Via George King –
The Phillies? Really?
Seven years for a possible $154 million from the Yankees wasn’t enough to land Cliff Lee, according to two baseball executives.
Instead, the 32-year-old free agent lefty took less money than the Yankees were offering and returned to the Phillies, the team he helped reach the 2009 World Series — won by the Yankees.
According to industry sources, the Phillies’ offer was five years for more than $100 million and a sixth-year player option. That’s lower than the Yankees who, according to sources, extended two offers. One was for seven years and $150 million; the other for a guaranteed six years at $138 million with a player option for $16 million in the seventh year that would have hiked the package to $154 million.
The Rangers offered six years with a vesting option, but even that wasn’t good enough to retain their ace, who hurled them to the World Series, but was beaten twice by the Giants.
So, barring a deal involving Cole Hamels or Roy Oswalt, the Phillies have assembled the premier rotation in baseball that is fronted by Roy Halladay with Lee in the No. 2 slot.
Early last night, there was a feeling in the Yankees’ organization that Lee wasn’t landing in The Bronx and that proved correct.
Before midnight they were told by Lee’s agent, Darek Braunecker, that Lee “was headed in a different direction.” Minutes later, Texas was informed Lee was going to Philadelphia.
Though many believe the Yankees are ruined without Lee, Cashman isn’t in that choir. Nor does he see a similarity between this situation and after the 2008 season when the Yankees missed the playoffs.
“This is much different than two years ago. We have a top-of-the-rotation pitcher in CC [Sabathia], an 18-game winner in [Phil] Hughes and A.J. [Burnett] will rebound,” Cashman said. “We also have some of the best young pitchers in baseball and a top 10 minor league system. We got a really good team and will make it better regardless of what transpires. I am not panicked by it.”
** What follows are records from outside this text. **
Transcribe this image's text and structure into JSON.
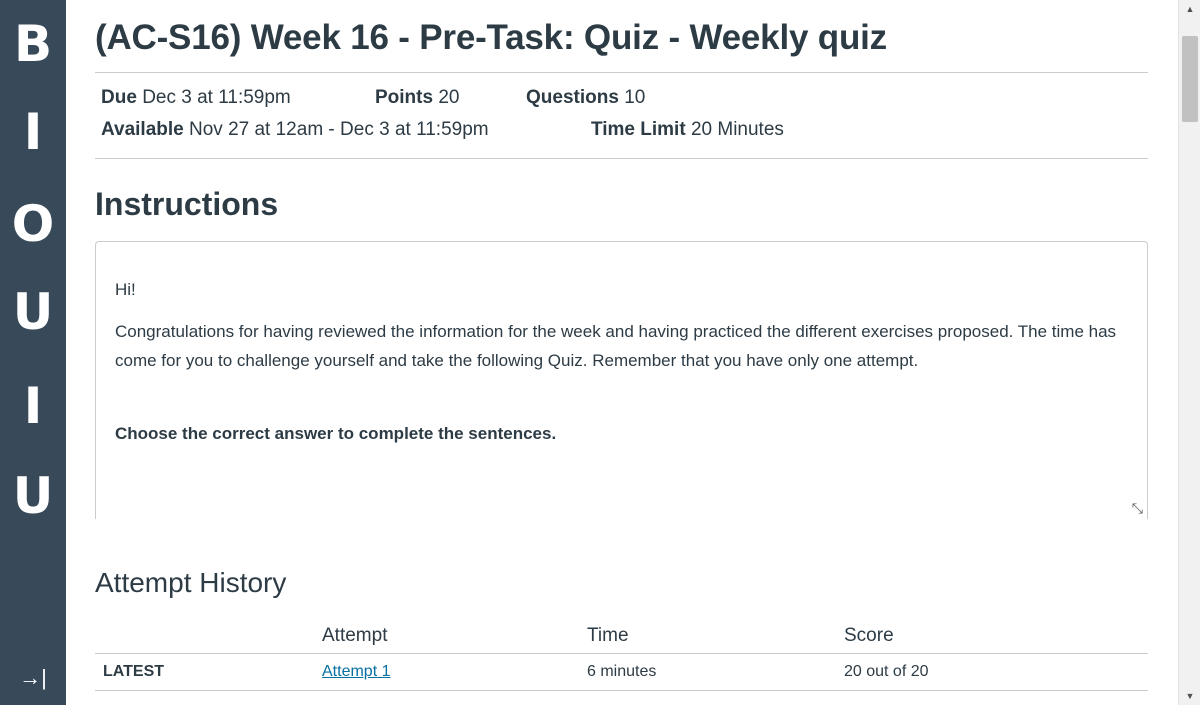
{
  "leftnav": {
    "letters": [
      "B",
      "I",
      "O",
      "U",
      "I",
      "U"
    ],
    "collapse_icon": "→|"
  },
  "quiz": {
    "title": "(AC-S16) Week 16 - Pre-Task: Quiz - Weekly quiz",
    "due_label": "Due",
    "due_value": "Dec 3 at 11:59pm",
    "points_label": "Points",
    "points_value": "20",
    "questions_label": "Questions",
    "questions_value": "10",
    "available_label": "Available",
    "available_value": "Nov 27 at 12am - Dec 3 at 11:59pm",
    "time_limit_label": "Time Limit",
    "time_limit_value": "20 Minutes"
  },
  "instructions": {
    "heading": "Instructions",
    "greeting": "Hi!",
    "body": "Congratulations for having reviewed the information for the week and having practiced the different exercises proposed. The time has come for you to challenge yourself and take the following Quiz. Remember that you have only one attempt.",
    "emphasis": "Choose the correct answer to complete the sentences."
  },
  "attempt_history": {
    "heading": "Attempt History",
    "columns": [
      "",
      "Attempt",
      "Time",
      "Score"
    ],
    "rows": [
      {
        "label": "LATEST",
        "attempt": "Attempt 1",
        "time": "6 minutes",
        "score": "20 out of 20"
      }
    ]
  },
  "scrollbar": {
    "up_icon": "▲",
    "down_icon": "▼"
  }
}
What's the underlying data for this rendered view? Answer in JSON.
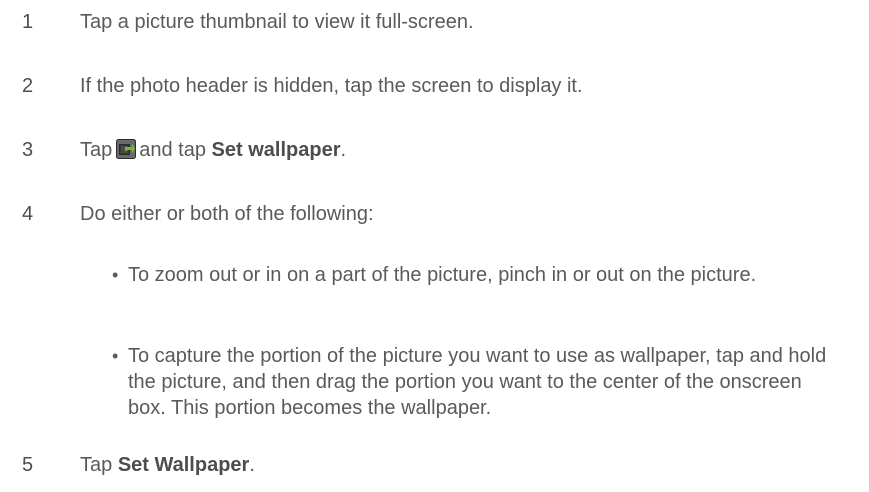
{
  "steps": [
    {
      "number": "1",
      "text": "Tap a picture thumbnail to view it full-screen."
    },
    {
      "number": "2",
      "text": "If the photo header is hidden, tap the screen to display it."
    },
    {
      "number": "3",
      "prefix": "Tap",
      "icon": "share-icon",
      "middle": "and tap",
      "bold": "Set wallpaper",
      "suffix": "."
    },
    {
      "number": "4",
      "text": "Do either or both of the following:"
    },
    {
      "number": "5",
      "prefix": "Tap",
      "bold": "Set Wallpaper",
      "suffix": "."
    }
  ],
  "bullets": [
    {
      "symbol": "•",
      "text": "To zoom out or in on a part of the picture, pinch in or out on the picture."
    },
    {
      "symbol": "•",
      "text": "To capture the portion of the picture you want to use as wallpaper, tap and hold the picture, and then drag the portion you want to the center of the onscreen box. This portion becomes the wallpaper."
    }
  ],
  "colors": {
    "text": "#5a5a5a",
    "icon_dark": "#2b2b2b",
    "icon_green": "#6fb83a"
  }
}
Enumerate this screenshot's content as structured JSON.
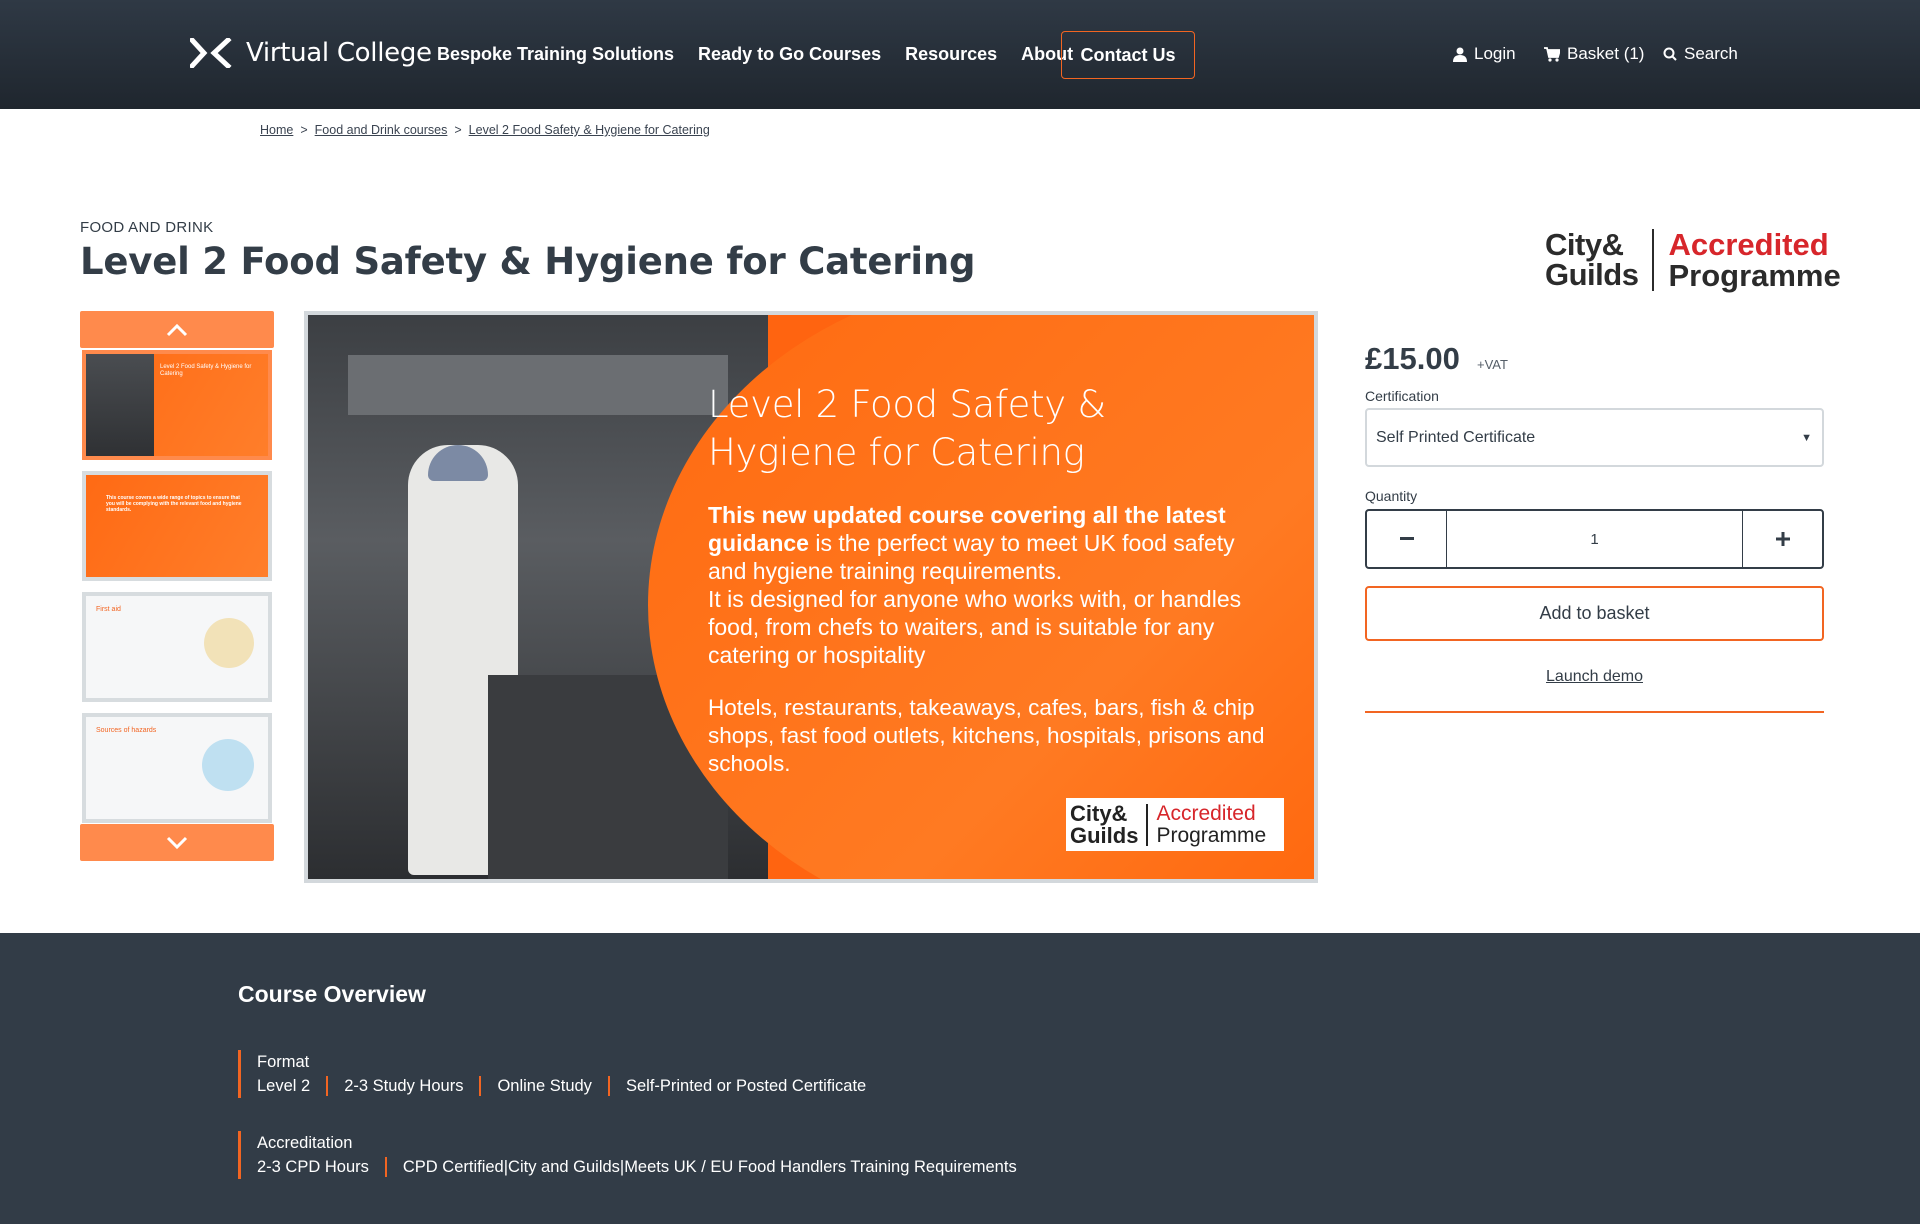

Well, I guess money can’t solve all of Cashman’s problems, for once, eh? What’s next? Some reports say that the Yankees will look to acquire another starter – perhaps beg Andy Pettitte not to retire? – and then try to improve the bullpen; and, hope for the best. I’ll say this: If Cashman really believes that Burnett will rebound and that Hughes has 18-game winner stuff, he’s going down the wrong road. Even when he was “good” in 2008 and 2009, Burnett was barely an above average pitcher and Hughes was lucky to win 18 games last season. Then again, Cashman believed that Hughes and Ian Kennedy were the answer in 2008 – and we all know how that worked out.